Excerpted records:

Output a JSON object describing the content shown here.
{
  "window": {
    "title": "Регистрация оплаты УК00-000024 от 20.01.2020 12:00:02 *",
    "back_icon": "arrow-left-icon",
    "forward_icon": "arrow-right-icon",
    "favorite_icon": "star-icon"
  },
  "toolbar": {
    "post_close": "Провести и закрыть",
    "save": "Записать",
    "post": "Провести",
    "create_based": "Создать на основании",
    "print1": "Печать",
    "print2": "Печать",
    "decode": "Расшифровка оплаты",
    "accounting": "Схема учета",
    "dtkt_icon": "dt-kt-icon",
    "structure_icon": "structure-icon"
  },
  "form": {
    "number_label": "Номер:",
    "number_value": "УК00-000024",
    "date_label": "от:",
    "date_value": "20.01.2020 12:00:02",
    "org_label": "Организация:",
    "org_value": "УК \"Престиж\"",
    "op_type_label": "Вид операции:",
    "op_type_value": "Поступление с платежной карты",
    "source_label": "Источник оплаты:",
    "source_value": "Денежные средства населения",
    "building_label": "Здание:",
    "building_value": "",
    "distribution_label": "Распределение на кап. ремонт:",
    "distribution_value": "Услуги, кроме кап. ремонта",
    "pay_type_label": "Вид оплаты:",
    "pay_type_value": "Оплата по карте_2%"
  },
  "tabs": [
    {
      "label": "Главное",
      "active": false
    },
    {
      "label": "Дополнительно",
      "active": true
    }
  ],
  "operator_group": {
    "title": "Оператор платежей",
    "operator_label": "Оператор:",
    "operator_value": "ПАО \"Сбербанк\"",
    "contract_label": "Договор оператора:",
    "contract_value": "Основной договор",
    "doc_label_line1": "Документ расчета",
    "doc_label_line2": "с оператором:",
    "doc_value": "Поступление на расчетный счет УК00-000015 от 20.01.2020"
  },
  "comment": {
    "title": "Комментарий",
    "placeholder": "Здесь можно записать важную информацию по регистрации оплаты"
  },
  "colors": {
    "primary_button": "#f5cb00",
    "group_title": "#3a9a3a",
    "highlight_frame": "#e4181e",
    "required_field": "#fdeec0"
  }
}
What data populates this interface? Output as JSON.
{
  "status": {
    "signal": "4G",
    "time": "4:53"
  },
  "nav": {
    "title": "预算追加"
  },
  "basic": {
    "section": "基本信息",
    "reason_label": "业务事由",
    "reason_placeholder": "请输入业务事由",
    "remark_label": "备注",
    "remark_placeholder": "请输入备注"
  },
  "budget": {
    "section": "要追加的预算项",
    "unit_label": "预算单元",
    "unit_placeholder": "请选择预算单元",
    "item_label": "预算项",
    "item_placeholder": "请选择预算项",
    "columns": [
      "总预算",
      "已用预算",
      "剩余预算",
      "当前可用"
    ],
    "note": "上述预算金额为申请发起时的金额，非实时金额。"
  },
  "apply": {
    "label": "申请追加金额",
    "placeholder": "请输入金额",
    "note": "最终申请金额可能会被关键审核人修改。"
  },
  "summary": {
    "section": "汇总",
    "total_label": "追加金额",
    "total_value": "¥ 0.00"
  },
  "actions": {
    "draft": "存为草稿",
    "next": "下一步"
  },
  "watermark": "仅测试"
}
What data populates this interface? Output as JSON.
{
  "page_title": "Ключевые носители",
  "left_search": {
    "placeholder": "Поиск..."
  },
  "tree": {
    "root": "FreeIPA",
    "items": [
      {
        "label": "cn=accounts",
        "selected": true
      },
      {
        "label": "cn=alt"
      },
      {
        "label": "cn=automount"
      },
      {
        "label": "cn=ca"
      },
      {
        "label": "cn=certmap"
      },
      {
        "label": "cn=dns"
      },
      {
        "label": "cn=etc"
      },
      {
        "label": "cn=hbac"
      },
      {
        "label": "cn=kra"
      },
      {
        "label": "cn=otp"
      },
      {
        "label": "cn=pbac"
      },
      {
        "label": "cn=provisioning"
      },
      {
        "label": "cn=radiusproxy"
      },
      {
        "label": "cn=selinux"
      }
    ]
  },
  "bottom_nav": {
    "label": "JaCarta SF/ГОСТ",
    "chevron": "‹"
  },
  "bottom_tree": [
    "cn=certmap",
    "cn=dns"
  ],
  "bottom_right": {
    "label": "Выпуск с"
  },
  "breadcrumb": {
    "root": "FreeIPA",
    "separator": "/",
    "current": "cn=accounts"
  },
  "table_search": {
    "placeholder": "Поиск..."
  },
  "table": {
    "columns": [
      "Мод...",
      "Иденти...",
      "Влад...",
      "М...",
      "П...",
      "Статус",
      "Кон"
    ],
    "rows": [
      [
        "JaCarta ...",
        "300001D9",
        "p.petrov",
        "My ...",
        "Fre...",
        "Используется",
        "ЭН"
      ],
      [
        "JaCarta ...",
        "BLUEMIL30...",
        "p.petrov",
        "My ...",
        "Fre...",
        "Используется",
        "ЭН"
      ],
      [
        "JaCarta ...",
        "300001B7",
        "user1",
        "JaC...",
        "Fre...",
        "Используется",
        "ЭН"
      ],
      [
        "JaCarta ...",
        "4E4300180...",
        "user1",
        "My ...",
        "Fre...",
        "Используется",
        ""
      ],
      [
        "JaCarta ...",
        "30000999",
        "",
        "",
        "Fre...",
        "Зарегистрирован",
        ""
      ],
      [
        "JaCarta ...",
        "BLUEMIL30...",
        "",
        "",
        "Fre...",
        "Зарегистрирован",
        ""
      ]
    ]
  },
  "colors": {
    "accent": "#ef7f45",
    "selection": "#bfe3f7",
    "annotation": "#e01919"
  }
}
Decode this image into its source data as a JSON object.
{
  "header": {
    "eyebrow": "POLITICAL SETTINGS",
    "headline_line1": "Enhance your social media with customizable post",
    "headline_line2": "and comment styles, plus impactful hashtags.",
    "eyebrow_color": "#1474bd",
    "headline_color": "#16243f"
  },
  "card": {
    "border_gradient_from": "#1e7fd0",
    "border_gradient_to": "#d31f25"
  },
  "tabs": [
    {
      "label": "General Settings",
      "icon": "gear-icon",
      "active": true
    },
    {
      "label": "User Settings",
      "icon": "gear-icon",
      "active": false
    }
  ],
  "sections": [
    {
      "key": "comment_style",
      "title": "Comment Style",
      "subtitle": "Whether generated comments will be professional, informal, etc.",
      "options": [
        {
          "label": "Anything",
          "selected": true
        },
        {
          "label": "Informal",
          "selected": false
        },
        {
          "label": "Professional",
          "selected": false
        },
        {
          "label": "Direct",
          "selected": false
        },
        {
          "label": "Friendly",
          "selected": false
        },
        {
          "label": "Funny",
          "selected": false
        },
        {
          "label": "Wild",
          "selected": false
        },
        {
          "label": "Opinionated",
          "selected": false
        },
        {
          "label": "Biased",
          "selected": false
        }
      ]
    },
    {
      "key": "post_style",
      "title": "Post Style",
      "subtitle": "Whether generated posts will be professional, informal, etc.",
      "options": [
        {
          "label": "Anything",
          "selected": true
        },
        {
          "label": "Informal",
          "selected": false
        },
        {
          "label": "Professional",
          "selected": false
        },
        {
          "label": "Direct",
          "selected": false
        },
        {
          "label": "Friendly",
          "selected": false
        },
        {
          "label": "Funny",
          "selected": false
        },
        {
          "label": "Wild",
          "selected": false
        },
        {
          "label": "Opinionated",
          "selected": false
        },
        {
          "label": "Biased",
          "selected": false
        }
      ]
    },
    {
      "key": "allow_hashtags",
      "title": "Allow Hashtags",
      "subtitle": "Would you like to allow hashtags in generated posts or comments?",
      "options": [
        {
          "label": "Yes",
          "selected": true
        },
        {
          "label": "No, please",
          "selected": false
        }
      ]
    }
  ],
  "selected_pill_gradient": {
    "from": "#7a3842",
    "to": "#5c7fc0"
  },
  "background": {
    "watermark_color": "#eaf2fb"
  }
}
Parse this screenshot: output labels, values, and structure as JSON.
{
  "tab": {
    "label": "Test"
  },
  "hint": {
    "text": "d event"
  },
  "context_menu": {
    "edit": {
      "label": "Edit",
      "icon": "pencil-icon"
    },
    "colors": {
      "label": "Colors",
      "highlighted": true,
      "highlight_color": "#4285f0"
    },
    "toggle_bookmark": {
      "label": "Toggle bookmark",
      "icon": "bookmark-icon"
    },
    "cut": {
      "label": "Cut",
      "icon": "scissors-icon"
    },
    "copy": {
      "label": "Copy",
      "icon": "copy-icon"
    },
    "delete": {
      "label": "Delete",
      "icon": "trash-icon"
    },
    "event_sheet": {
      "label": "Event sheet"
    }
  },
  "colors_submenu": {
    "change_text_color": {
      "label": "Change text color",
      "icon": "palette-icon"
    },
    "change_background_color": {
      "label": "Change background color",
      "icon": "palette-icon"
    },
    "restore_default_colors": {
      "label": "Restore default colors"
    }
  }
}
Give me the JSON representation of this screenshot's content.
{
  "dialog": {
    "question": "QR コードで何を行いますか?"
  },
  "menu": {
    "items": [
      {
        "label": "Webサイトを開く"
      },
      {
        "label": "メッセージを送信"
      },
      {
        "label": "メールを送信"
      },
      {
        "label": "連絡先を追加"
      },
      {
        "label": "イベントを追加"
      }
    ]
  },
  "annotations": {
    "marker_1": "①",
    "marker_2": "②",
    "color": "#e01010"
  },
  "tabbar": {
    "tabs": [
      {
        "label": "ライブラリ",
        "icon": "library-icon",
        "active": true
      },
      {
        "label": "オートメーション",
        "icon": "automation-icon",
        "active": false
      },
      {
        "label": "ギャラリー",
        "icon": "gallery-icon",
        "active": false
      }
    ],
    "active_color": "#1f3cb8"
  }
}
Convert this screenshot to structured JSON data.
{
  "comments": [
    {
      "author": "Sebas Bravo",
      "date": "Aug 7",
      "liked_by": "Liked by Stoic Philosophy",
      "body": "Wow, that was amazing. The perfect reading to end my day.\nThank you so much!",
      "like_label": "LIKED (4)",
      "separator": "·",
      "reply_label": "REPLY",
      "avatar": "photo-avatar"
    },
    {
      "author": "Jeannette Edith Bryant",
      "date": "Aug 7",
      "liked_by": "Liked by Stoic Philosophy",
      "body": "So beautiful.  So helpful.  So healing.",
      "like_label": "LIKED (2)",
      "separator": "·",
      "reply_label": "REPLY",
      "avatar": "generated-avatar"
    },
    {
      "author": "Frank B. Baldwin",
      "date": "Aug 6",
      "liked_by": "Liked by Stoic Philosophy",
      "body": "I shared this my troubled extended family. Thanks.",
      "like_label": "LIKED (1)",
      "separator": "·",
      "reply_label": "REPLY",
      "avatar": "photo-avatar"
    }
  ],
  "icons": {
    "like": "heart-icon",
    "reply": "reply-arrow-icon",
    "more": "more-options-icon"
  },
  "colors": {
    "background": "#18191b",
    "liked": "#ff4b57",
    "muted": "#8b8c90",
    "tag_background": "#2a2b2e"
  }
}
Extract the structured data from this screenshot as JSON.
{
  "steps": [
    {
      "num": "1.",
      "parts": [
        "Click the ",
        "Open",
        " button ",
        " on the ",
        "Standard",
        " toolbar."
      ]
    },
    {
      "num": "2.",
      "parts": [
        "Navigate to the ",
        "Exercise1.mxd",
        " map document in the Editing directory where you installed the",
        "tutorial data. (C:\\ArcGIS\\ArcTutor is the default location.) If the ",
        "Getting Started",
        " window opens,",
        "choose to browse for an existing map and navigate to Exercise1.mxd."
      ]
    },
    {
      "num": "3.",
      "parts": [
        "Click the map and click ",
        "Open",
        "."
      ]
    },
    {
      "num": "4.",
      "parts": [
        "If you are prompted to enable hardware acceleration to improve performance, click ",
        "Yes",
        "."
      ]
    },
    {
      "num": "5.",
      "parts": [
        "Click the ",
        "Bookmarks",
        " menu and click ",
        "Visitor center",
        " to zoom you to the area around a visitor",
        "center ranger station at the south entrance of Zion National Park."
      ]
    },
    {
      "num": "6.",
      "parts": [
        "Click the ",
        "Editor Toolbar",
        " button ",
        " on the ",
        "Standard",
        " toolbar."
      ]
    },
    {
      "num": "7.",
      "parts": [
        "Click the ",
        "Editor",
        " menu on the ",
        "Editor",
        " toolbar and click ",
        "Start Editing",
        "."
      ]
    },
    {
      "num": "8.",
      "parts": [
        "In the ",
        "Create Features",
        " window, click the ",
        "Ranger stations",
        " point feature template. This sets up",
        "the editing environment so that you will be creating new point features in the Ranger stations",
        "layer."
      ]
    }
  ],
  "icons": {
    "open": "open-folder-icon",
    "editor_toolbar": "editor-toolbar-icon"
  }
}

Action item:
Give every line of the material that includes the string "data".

Response to the task:
What data populates this interface? Output as JSON.
What data populates this interface? Output as JSON.
Decode this image into its source data as a JSON object.
Convert this screenshot to structured JSON data.
Extract the structured data from this screenshot as JSON.
        "tutorial data. (C:\\ArcGIS\\ArcTutor is the default location.) If the ",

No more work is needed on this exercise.